Things Are Collections Of Memories & Meaning

GIPHY

The big reason we hold onto things is that they're not just things to us. A cheese knife is not really just a cheese knife; our feelings about it include how we came to own it, how we used it, and the memories we attach to its use. We have practical possessions (and impractical possessions that we believe will one day become practical), but much of our "stuff" is in our lives because of this type of attachment.

A famous 1995 study identified four major different categories of attachment we feel towards the non-utilitarian stuff in our lives: stuff that reminds us of other people, stuff that expresses individual identity, stuff that isn't absolutely necessary and could be disposed of, and stuff that inspires ambivalent feelings (a mixture of pleasure and irritation, for instance). Things can be in more that one category at the same time: a soup ladle can be both utilitarian and a gift from a much-loved parent, for instance. Items that fit into the two first categories are the ones most likely to be accumulated over time because of our attitudes about the importance of memory and self.

Throwing those things away is also perceived, consciously or not, as a kind of threat. "Possessions with such properties become an extension of the self... therefore, the loss of these possessions is a threat to self-identity," researchers argued in the Journal Of Consumer Psychology in 2010. "The loss of special possessions elicits strong negative reactions because special possessions are identity markers, and the loss of an identity marker is a symbolic form of death of self." Things root us in one place and root our selves more firmly in the world.  

This, in a nutshell, is why you keep all the random stuff you inherited from your grandmother and why you keep buying specific items for yourself over and over until you form a collection (antique poison rings, perhaps, or a screen-printed cushion cover of a pug). They're reinforcements of particularly important types of identity, and we keep them as armor just in case that identity is under threat.

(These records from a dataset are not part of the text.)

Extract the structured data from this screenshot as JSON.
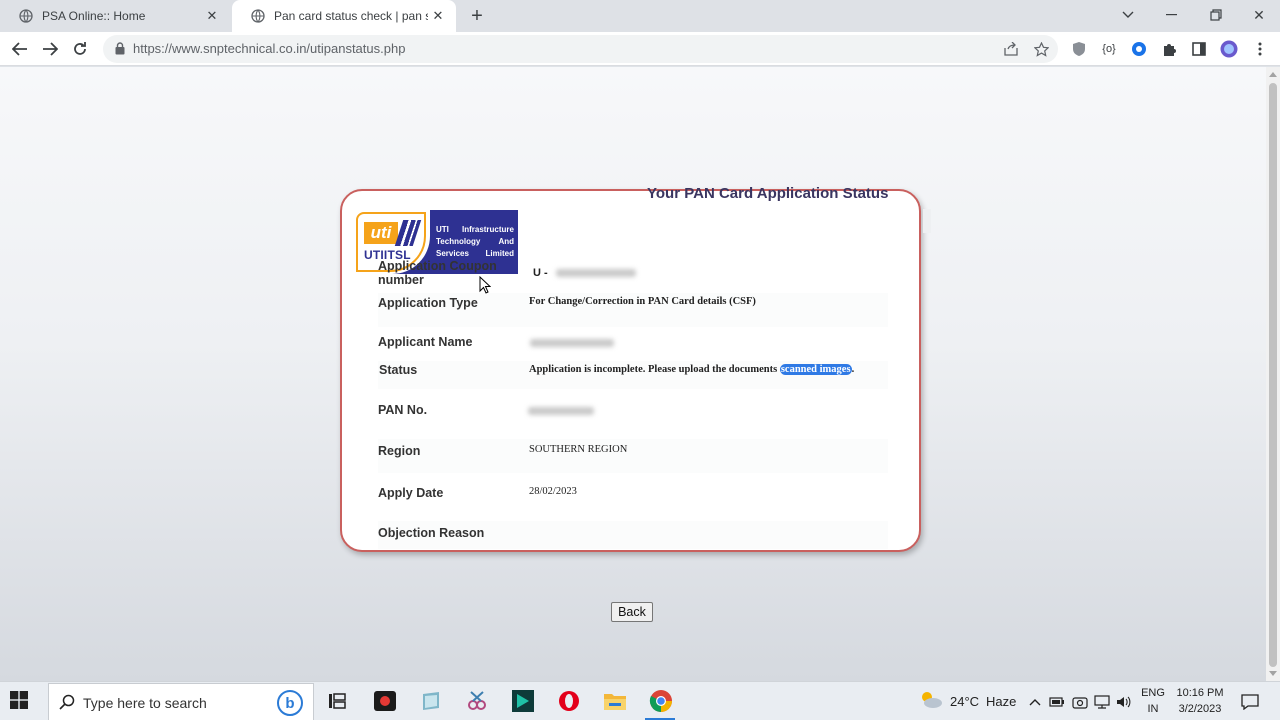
{
  "browser": {
    "tabs": [
      {
        "title": "PSA Online:: Home",
        "active": false
      },
      {
        "title": "Pan card status check | pan statu",
        "active": true
      }
    ],
    "url": "https://www.snptechnical.co.in/utipanstatus.php"
  },
  "page": {
    "heading": "Your PAN Card Application Status",
    "logo": {
      "mark": "uti",
      "name": "UTIITSL",
      "description": "UTI Infrastructure Technology And Services Limited"
    },
    "rows": [
      {
        "label": "Application Coupon number",
        "value_prefix": "U -",
        "value": ""
      },
      {
        "label": "Application Type",
        "value": "For Change/Correction in PAN Card details (CSF)"
      },
      {
        "label": "Applicant Name",
        "value": ""
      },
      {
        "label": "Status",
        "value": "Application is incomplete. Please upload the documents ",
        "highlight": "scanned images",
        "suffix": "."
      },
      {
        "label": "PAN No.",
        "value": ""
      },
      {
        "label": "Region",
        "value": "SOUTHERN REGION"
      },
      {
        "label": "Apply Date",
        "value": "28/02/2023"
      },
      {
        "label": "Objection Reason",
        "value": ""
      }
    ],
    "back_label": "Back"
  },
  "taskbar": {
    "search_placeholder": "Type here to search",
    "weather_temp": "24°C",
    "weather_desc": "Haze",
    "lang_top": "ENG",
    "lang_bottom": "IN",
    "time": "10:16 PM",
    "date": "3/2/2023"
  },
  "colors": {
    "card_border": "#c9605e",
    "logo_blue": "#2e3192",
    "logo_orange": "#f5a31a",
    "highlight": "#2f7ae5"
  }
}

That explanation may not bring much comfort to the roommate who's been complaining about how much of the living room has been consumed by your novelty teddy bear collection, of course. But it's worth a shot.